For more information, go to  To purchase the new album, go to  

Hear "Atlantic City":

Drummer and composer Sanah Kadoura, born in the country of Lebanon and raised in Canada, has impressed many fellow musicians and listeners over the course of her young career. Since moving to New York City in the mid-2010s, she's played with pianist Kirk Lightsey, guitarist Ed Cherry, vibraphonist Joe Locke, trumpeter/pianist Nicholas Payton, the late Roy Hargrove, trumpeter Jeremy Pelt, and so many others.  She's a member of the Canadian-based collective Ostara Project, whose 2022 debut album stood out for its creativity and musicianship, and self-released her first solo album "Hawk Eyes" in 2018 which featured, among others, guitarist Mark Whitfield and bassist James Genus.  Ms. Kadoura writes her own music, produces her sessions, and is poised to become an important musical voice over the coming decades. 

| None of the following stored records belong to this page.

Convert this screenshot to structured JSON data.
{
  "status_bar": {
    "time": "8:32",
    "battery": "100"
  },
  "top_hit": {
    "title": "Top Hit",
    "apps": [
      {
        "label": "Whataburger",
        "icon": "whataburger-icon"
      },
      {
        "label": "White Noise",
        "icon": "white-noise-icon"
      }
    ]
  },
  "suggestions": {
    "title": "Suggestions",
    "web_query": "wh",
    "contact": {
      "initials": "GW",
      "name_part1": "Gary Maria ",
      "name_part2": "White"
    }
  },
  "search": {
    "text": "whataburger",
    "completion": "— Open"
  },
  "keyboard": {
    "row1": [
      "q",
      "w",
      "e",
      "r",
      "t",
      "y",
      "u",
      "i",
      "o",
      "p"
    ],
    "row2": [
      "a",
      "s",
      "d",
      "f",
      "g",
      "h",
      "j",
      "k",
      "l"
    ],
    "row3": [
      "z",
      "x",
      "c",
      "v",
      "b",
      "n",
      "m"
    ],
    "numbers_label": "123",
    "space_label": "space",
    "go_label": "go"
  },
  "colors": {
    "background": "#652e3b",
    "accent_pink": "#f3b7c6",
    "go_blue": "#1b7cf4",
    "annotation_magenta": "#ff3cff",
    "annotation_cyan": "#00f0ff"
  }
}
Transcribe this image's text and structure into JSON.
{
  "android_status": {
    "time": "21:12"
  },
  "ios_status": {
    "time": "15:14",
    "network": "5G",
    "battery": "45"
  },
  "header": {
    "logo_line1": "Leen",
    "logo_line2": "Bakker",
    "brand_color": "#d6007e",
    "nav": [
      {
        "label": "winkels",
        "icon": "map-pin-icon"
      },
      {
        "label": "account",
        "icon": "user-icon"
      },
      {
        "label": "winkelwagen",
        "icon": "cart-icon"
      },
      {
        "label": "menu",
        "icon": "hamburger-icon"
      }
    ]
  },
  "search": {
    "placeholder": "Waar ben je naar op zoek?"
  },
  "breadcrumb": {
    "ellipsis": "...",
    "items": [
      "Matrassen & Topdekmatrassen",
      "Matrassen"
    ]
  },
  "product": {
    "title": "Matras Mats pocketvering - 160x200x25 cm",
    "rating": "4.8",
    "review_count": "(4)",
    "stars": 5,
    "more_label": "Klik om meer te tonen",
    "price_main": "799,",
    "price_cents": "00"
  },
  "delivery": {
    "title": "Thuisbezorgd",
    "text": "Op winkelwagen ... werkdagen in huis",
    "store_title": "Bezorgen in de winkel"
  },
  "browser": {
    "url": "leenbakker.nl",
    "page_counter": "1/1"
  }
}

"Duality" (self-released) is Ms. Kadoura's new album and it's a winner from the opening note.  Her running mates include Stacy Dillard (soprano saxophone), Virginia MacDonald (clarinet), Rachel Therrien (flugelhorn, trumpet), Michael King (acoustic piano, Rhodes, organ), Jonathan Michel (acoustic and electric basses), and vocalist Joanna Majoko plus Parham Haghighi (vocals on three tracks) and Flavio Silva (electric guitar on one cut). One of the more fascinating is how often Ms. Kadoura uses two or more "voices" to express the song's thematic material––take "The Seer, The Soarer" (listen below) and how the soprano sax, clarinet, and flugelhorn state the theme and how the solos build off Michel's funky electric bass. On the title track, notice how the different instruments move around each after Dillard states the theme. Haghighi's vocal adds a Middle-Eastern touch before the soprano sax and clarinet solo together in conversation. Then, Ms. Majoko joins Haghighi for a repetition of the theme.  These textures are in contrast to each but not in conflict. The arranger is looking for textural diversity in her music.

Photo: Tieran Green
Later in the program, "Zaytoon" mines Ms. Kadoura's country of origin for a playful, dancing, intriguing, tune.  The rhythm section dances below the different soloists with Dillard's soprano sax and Ms. Therrien's flugelhorn building their solos off the traditional-sounding melody. The piece closes with Haghighi chanting the melody as Ms. Majoko and the soprano "scat" behind him.  

The album closes with "Rise", a contemporary r'n'b piece featuring Ms. Majoko's melismatic vocal (check out her vocal chorus overdubs) over a rock-solid drum and Michel's burbling bass lines plus the colors of the Rhodes.  Again, Stacy Dillard's soprano saxophone serves as a delightful counterpoint to the vocal.  at about 3/4s of the way through the tune, the band breaks into a section that sounds more like progressive rock; this features voices coming at the listener from all sides over the throbbing. It makes for a surprising ending to a consistently creative adventure.

"Duality" is filled with good, solid, well-played music, planned out enough to make each song stand on its own yet open enough to allow for impressive solo work by a top-notch ensemble.  One has to believe that Sanah Kadoura knows what she wants, what she can do, and, sooner than later, that the sky may be her only limit! Give a listen, a close listen!

For more information, go to  To hear more and purchase the album, go to

Hear "The Seer, The Soarer":

No comments:

Post a Comment